- [PROBLEM TO WORK ON]
A line qualifies if it holds the string "JSON". Copy every qualifying line from the records.

- [RECORDS PROVIDED]

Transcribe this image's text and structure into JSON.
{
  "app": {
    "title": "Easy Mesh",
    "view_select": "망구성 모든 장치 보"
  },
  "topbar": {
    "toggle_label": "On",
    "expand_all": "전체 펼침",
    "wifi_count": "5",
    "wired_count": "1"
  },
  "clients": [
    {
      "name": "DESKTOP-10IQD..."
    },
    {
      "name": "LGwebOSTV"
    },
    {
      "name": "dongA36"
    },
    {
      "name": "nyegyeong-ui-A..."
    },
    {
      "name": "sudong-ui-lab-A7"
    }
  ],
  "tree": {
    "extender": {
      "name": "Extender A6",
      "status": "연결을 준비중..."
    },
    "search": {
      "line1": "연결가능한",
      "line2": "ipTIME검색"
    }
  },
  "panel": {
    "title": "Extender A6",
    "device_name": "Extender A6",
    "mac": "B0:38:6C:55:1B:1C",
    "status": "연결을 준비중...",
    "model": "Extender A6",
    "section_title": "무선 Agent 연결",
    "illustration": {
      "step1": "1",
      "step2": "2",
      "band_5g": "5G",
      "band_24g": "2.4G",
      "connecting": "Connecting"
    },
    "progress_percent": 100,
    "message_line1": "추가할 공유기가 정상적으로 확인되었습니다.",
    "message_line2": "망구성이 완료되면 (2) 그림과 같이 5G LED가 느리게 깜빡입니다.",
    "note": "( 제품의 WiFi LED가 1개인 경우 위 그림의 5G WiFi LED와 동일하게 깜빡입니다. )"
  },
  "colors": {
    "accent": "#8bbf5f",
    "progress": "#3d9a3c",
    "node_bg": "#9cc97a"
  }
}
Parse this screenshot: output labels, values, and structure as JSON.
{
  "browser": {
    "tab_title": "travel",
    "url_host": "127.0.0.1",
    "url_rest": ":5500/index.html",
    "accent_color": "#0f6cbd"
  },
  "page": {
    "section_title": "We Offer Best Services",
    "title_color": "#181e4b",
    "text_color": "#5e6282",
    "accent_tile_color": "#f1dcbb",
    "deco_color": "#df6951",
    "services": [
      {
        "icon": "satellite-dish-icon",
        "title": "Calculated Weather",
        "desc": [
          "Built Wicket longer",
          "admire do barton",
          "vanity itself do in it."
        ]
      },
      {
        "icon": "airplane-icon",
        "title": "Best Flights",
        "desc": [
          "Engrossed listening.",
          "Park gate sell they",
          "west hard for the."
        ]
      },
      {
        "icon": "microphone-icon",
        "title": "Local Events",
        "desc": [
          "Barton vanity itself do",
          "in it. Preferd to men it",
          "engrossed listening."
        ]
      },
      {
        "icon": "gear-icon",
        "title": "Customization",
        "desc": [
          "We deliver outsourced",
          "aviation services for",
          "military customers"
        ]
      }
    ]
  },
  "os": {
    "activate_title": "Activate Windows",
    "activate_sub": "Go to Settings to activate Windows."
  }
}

- [COMPLETED TASK]
Transcribe this image's text and structure into JSON.
Parse this screenshot: output labels, values, and structure as JSON.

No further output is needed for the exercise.